— TASK PROMPT —
Please work out how many lines in the material below contain the string "username", and answer with that number only.

— SUPPLIED DATA —
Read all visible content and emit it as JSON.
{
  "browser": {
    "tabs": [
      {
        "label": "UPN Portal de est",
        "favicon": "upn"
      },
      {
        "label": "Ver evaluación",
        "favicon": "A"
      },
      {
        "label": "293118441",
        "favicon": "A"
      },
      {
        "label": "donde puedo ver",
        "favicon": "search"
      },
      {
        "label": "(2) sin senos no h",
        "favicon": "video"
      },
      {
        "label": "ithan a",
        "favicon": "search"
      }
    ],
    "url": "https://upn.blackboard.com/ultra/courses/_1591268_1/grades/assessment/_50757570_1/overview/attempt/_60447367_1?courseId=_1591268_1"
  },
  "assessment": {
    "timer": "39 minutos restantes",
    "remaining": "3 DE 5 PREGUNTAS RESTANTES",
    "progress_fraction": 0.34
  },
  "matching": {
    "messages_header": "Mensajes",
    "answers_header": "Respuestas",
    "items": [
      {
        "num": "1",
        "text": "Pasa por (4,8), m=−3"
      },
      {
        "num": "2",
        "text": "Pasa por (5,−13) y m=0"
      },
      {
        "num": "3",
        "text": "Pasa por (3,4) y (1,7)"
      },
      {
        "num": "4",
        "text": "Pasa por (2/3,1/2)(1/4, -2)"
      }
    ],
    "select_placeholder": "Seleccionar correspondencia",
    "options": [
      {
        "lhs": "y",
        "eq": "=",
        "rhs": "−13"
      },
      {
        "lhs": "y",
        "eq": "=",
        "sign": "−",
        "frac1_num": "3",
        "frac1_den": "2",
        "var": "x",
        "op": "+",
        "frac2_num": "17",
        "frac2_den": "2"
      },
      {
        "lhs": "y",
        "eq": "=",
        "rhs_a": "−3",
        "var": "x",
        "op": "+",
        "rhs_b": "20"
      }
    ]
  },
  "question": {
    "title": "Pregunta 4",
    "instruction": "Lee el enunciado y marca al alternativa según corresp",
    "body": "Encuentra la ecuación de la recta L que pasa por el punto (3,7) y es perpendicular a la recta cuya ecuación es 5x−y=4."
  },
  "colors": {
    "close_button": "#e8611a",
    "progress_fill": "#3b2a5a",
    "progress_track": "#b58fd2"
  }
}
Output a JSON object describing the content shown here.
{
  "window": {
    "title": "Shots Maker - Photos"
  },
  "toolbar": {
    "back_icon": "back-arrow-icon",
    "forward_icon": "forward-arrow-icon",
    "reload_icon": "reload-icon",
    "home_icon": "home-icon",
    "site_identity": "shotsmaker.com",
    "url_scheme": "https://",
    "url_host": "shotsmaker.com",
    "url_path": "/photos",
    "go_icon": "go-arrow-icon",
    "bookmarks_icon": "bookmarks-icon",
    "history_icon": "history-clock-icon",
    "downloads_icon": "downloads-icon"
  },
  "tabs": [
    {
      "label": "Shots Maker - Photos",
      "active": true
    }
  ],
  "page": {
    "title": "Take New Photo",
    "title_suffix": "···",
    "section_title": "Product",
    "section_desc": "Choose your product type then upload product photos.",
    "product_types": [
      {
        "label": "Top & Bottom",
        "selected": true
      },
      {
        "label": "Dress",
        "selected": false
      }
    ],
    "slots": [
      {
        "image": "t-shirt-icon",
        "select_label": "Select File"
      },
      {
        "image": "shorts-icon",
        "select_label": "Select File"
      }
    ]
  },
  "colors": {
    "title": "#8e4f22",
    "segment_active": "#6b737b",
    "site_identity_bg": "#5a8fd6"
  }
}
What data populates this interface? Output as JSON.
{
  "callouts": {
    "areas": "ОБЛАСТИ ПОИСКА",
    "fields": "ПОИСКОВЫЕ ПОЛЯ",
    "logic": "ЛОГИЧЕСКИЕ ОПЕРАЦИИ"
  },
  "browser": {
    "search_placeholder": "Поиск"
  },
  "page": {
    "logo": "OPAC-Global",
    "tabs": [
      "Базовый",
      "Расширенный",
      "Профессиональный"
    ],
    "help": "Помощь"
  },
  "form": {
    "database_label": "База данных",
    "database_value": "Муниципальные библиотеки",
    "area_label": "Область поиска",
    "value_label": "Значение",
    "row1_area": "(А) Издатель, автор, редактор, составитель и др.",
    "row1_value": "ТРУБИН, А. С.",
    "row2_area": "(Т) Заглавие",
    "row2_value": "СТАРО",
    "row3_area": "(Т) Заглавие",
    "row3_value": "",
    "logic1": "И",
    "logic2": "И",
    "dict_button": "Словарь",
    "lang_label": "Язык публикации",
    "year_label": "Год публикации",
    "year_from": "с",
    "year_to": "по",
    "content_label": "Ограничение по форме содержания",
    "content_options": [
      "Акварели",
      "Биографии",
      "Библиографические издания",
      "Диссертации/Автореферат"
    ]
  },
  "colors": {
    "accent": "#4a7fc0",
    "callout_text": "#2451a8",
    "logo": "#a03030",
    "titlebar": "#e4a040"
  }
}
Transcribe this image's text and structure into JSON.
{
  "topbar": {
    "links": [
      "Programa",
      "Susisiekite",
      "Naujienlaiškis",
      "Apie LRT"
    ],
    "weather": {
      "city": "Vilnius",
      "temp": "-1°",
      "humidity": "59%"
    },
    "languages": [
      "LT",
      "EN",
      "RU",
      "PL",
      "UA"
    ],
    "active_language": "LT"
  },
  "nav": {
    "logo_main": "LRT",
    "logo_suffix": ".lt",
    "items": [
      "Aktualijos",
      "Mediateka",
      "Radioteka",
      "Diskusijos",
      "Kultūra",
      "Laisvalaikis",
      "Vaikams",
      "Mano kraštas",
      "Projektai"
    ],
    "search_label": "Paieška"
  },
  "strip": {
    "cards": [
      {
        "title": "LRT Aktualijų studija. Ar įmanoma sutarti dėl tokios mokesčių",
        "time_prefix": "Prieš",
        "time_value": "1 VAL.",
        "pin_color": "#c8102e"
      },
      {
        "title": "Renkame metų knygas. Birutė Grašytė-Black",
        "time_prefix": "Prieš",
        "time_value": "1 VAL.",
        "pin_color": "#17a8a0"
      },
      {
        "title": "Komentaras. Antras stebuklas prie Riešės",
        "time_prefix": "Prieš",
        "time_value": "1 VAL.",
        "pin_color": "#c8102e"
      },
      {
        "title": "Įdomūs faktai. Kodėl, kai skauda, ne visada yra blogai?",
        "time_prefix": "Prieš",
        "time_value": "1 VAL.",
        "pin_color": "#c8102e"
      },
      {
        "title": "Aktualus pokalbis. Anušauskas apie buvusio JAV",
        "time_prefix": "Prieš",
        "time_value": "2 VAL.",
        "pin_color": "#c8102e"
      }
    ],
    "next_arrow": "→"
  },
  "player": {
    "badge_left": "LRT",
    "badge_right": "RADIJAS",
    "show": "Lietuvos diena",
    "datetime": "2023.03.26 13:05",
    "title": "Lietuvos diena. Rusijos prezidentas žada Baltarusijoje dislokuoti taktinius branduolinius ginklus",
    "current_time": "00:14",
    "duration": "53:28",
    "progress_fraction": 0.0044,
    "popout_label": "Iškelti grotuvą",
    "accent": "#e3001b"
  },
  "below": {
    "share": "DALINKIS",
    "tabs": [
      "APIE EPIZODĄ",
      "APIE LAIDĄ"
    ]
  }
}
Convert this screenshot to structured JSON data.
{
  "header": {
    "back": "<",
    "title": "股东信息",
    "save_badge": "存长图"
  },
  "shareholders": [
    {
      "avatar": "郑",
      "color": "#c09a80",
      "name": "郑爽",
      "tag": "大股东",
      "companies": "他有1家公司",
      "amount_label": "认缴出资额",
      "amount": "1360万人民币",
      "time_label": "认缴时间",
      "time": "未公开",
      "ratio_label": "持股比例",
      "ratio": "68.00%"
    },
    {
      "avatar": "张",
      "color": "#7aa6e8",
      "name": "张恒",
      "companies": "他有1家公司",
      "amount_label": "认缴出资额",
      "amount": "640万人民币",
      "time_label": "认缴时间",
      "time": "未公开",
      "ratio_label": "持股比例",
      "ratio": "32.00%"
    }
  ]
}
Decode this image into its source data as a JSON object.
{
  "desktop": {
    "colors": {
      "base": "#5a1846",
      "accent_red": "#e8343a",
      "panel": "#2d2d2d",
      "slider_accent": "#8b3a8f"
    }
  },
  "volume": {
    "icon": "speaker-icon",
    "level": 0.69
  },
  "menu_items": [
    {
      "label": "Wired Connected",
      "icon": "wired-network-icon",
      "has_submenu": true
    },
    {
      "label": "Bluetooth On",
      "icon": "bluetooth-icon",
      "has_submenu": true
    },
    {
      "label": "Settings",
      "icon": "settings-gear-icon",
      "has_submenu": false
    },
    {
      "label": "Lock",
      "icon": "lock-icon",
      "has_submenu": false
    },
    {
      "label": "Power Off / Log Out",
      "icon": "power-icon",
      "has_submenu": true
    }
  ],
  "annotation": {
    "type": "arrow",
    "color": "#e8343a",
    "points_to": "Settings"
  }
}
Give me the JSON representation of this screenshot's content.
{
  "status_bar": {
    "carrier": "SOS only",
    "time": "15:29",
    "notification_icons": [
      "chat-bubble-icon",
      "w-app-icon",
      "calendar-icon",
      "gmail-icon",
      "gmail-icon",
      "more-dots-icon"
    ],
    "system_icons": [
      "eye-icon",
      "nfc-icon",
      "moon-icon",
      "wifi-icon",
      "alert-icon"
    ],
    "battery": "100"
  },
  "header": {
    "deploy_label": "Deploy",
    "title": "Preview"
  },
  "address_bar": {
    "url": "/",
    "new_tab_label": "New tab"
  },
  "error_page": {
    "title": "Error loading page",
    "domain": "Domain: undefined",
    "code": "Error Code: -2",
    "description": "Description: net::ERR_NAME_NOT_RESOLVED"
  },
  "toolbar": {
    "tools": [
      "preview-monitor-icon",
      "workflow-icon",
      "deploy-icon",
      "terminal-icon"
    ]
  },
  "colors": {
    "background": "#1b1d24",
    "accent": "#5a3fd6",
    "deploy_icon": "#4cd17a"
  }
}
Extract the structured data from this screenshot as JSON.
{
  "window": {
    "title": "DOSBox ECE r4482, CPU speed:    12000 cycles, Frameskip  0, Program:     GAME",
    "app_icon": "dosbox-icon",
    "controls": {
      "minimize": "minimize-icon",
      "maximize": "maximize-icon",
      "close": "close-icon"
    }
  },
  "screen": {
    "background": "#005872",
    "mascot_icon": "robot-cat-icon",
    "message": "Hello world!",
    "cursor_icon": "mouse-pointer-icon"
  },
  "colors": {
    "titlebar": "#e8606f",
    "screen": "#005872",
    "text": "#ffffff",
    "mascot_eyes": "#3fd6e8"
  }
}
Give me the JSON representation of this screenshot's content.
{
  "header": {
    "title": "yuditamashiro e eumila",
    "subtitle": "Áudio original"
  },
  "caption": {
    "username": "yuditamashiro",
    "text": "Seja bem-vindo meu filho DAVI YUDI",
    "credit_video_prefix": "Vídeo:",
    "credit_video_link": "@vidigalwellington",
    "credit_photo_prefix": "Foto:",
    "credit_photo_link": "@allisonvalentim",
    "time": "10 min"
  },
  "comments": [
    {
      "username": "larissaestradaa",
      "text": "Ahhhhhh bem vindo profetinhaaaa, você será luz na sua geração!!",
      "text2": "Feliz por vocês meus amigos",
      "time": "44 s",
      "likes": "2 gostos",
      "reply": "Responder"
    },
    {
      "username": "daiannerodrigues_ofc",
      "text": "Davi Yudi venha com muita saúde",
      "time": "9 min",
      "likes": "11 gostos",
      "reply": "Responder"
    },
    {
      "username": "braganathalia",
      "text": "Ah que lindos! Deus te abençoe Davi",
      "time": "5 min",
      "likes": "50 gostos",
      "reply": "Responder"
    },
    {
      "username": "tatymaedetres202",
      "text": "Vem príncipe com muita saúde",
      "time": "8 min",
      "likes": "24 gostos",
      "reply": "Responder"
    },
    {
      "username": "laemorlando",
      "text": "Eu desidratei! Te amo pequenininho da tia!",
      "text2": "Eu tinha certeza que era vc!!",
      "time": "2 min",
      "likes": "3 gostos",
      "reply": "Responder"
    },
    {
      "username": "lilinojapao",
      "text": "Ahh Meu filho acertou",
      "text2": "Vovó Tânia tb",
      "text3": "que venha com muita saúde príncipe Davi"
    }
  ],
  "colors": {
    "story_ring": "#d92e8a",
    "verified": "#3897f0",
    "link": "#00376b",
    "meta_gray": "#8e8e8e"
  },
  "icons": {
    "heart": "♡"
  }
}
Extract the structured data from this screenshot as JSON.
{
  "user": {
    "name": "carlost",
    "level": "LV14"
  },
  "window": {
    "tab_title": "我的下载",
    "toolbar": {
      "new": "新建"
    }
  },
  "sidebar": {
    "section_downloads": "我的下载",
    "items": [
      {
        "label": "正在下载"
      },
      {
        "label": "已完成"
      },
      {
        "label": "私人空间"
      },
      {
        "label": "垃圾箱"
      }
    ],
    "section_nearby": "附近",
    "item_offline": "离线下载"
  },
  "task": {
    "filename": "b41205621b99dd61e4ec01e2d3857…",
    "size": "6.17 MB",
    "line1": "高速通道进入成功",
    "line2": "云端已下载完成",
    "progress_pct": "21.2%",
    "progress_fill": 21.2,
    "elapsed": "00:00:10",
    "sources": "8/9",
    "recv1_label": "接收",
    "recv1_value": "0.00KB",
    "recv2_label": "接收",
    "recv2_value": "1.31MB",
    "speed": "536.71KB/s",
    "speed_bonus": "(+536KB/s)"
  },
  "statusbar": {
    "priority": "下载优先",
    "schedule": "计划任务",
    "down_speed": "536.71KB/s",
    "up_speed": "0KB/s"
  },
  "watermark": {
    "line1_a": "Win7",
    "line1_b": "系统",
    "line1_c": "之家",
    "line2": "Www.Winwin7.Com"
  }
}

— OUTPUT —
7